Dominique Unruh: Quantum secure commitments and hash functions

Slides of the talk: [ pptx ]

Abstract: Commitment schemes are a fundamental primitive in cryptography. Their security (more precisely the computational binding property) is closely tied to the notion of collision-resistance of hash functions. Classical definitions of binding and collision-resistance turn out too be weaker than expected when used in the quantum setting. We present strengthened notions (collapse-binding commitments and collapsing hash functions), explain why they are "better", and show how they be realized under standard assumptions.

Tarmo Uustalu: Interaction morphisms
(Joint work with Shin-ya Katsumata)

Slides of the talk: [ pdf ]

Abstract: This talk is concerned with language design and semantics for effects in functional programming. I will propose interaction morphisms as a means to specify how an effectful computation is to be run, provided a state in a context. An interaction morphism of a monad T and a comonad D is a family of maps TX x DY -> X x Y natural in X and Y and subject to some equations. Interaction morphisms turn out to be a natural concept with a number of neat properties. In particular, they are in a bijective correspondence with carrier-preserving functors between the categories of coalgebras of D and stateful runners of T (monad morphisms from T to state monads), but considerably more can be said.

Niccolò Veltri: Partiality as an Effect, Made Rigorous

Slides of the talk: [ pdf ]

Abstract: In this talk we investigate ways of introducing partiality as an effect in Martin-Löf type theory. We introduce a class of monads, that we call join classifying monads. These are monads for partiality, in the sense that their Klesli categories possess the structure of Cockett and Guo's join restriction categories. The fundamental example of a join classifying monad is Capretta's delay monad quotiented by weak bisimilarity. Inhabitants of the delay datatype are delayed values, that can be non-terminating and not return a value at all. Two delayed values are weakly bisimilar if they differ by finite amount of delay. We show that the quotiented delay monad is the initial join classifying monad. Intuitively, this means that the Kleisli category of such monad represents the “closest” framework to Martin-Löf type theory in which it is possible to define possibly non-terminating programs.

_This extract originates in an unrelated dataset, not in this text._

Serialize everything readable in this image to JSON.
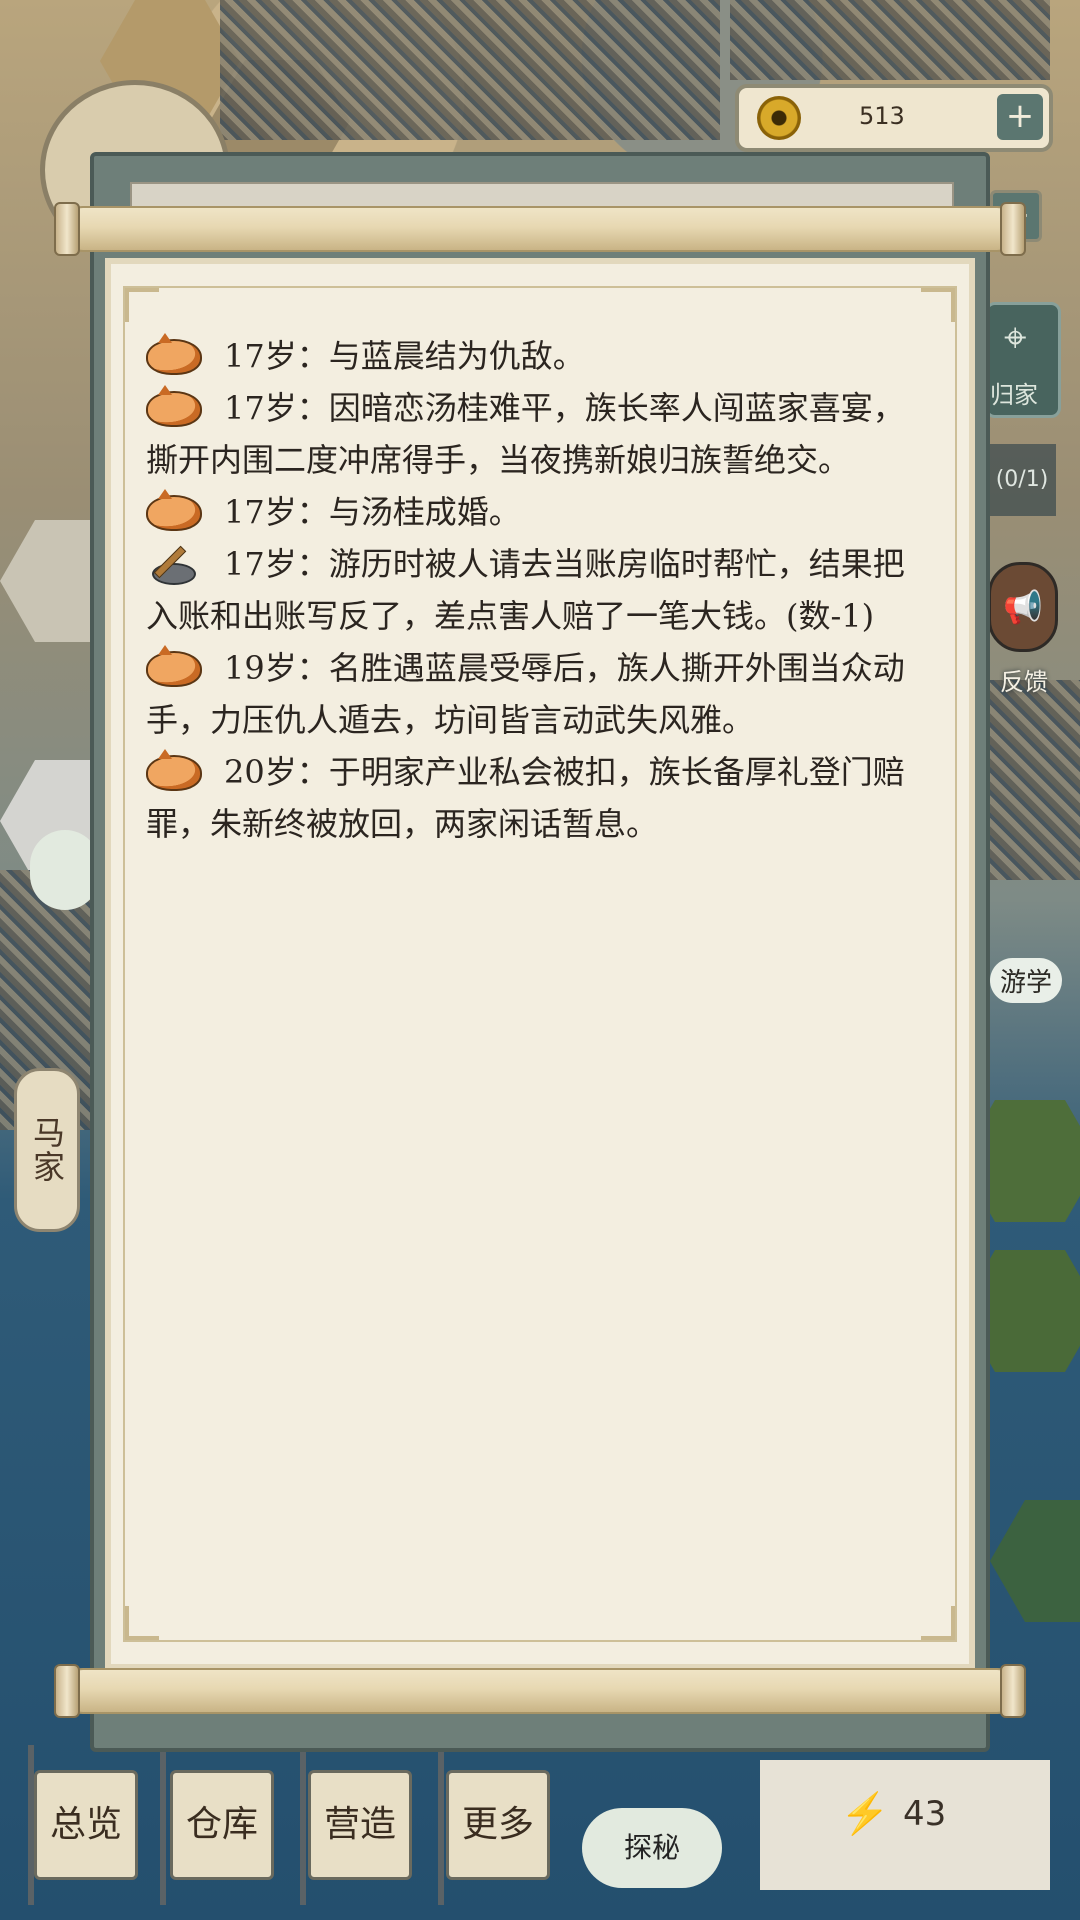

Abuzer Yakaryilmaz: Affine automata
(Joint work with Alejandro Diaz-Caro and Marcos Villagra)

Slides of the talk: [ pdf ]

Abstract: Affine automata was recently introduced as a quantum like non-linear classical automata, which mimic the quantum interference classically. They can be more powerful then probabilistic and quantum automata in different language acceptance modes. In this talk, we mention about the motivation of model, their basic properties, and the main results.


Yauhen Yakimenka: On Failing Sets of the Interval-Passing Algorithm for Compressed Sensing
(Joint work with Eirik Rosnes)

Slides of the talk: [ pdf ]

Abstract: In this work, we analyze the failing sets of the interval-passing algorithm (IPA) for compressed sensing. The IPA is an efficient iterative algorithm for reconstructing a $k$-sparse nonnegative $n$-dimensional real signal $\vec{x}$ from a small number of linear measurements $\vec{y}$. In particular, we show that the IPA fails to recover $\vec{x}$ from $\vec{y}$ if and only if it fails to recover a corresponding binary vector of the same support, and also that only positions of nonzero values in the measurement matrix are of importance for success of recovery. Based on this observation, we introduce termatiko sets and show that the IPA fails to fully recover $\vec x$ if and only if the support of $\vec x$ contains a nonempty termatiko set, thus giving a complete (graph-theoretic) description of the failing sets of the IPA. Finally, we present an extensive numerical study showing that in many cases there exist termatiko sets of size strictly smaller than the stopping distance of the binary measurement matrix; even as low as half the stopping distance in some cases.

Last modified / Viimane uuendus / Pēdējais atjaunojums 19.10.2016